Two years have slipped by quickly and now our Research and Collections staff are treating us to the second edition of Ignite, a series of five-minute presentations about what they do at the Museum and why they do it.

Ignite is “a geek event” in over 100 cities worldwide. The format allows each speaker 20 slides that auto-advance every 15 seconds whether the presenter is ready or not.
In early November, our Museum staff and Board of Trustee members were given a sneak preview of “Ignite2”. There were some familiar faces back at the podium; others were newbie ignitors.

A sign that says IGNITE – Danger: Science in progress, with a pinned insect and part of a man’s face behind it.
In the Ignite format, speakers are limited to 5 minutes, 20 slides, and 15 seconds per slide. Image: Martin Lipman © Canadian Museum of Nature; © Canadian Museum of Nature

Memorable moments at the 2012 Ignite included Kieran Shepherd, who curates our fossil collection, throwing stuffed dinosaurs and Babybel® cheese at the audience (and if you attend our public Ignite on November 26, you’ll find out why).

You learn something new each time at Ignite. I didn’t know, for example, that scientists could take such liberties and have such fun in the naming of new species. Entomologist Dr. Bob Anderson enlightened us with a few examples of this. Spongiforma squarepantsii is a mushroom. Whoever named this must have kids at home watching SpongeBob SquarePants. You won’t find Gelae donut, Gelae belae, Gelae rol served at your local coffee shop; they are fungus beetles. And Vini vidivici is a species of parrot that went extinct 700-1300 years ago.

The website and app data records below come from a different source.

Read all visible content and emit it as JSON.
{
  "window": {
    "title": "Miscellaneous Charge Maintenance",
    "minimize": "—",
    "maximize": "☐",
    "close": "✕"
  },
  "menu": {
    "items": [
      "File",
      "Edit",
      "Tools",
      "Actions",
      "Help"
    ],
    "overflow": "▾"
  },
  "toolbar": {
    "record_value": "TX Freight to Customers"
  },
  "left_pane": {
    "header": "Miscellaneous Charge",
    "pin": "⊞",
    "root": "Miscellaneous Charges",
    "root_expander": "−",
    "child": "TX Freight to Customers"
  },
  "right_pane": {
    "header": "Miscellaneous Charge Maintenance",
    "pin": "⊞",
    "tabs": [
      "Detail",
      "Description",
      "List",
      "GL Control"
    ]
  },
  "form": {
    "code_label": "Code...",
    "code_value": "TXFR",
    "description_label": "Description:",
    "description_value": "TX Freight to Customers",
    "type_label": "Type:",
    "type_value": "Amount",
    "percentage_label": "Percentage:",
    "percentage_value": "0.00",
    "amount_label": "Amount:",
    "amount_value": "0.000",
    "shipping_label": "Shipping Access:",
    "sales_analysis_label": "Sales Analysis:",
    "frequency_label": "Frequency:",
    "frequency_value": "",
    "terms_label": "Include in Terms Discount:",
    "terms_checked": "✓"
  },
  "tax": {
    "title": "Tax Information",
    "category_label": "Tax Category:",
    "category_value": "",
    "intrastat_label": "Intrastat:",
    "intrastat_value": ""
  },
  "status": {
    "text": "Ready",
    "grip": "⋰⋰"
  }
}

Who knows…maybe Julius Caesar had one as a pet!

Conquered lorikeet extinct parrot.
Vini_vidivici – I came, I saw, I went extinct. The conquered lorikeet is a species of parrot that went extinct 700-1300 years ago. Image: FunkMonk (Michael B. H.) © FunkMonk (Michael B. H.), used under licence (Creative Commons BY-SA 3.0).

Botany curator Jennifer Doubt picked up where she left off two years ago. Having so cleverly explained the virtues of flat plants in the first Ignite iteration, she has moved on to the “cracked, crusty and twisted” residents of our National Herbarium. Cracked refers to the natural glass home of microscopic algae, and to glass vials because that’s where you’ll find microscopic plants in our collections. Crusty refers to crustose lichens. And lichens are cool because they can be—not only very pretty—but also sensitive environmental indicators. Then we have Twisted, which refers to the “incredible, death-defying plants” known as mosses.

Ignite is a great way to get behind-the-scenes snippets of our Research and Collections. I’ve mentioned only a few of the cool presentations that will be offered on November 26 (beginning at 7:00 PM), but there are 11 in total.

Find out why ichthyologist Noel Alfonso thinks flatfishes are THE most amazing and wondrous of all the fishes. Hear Dr. Jeff Saarela, our new Director of the Centre for Arctic Knowledge & Exploration, talk about his summer fieldwork along the Coppermine River in Nunavut. Join mineralogist Dr. Paula Piilonen for her journeys to Cambodia looking for zircon, a mineral that occurs in every type of rock on earth and is used in jewellery (although Paula is really after the crystals, not the gems). Catch palaeontologist Jordan Mallon’s talk “Breaking Badlands”— the title being a fun spin on the hugely popular AMC series.

A male curator at the podium.
Fossil collection curator Kieran Shepherd throws dinosaur toys and Babybel cheese to the audience. Image: © Canadian Museum of Nature

The Ignite motto is “Enlighten us, but make it quick”, so the official part of the evening takes 55 minutes. Then there will be light refreshments served in our Stone Wall Gallery and a chance to mingle/chat with the speakers.

To RSVP to this FREE event, please email Seating is limited, so don’t delay. Simultaneous translation will be available.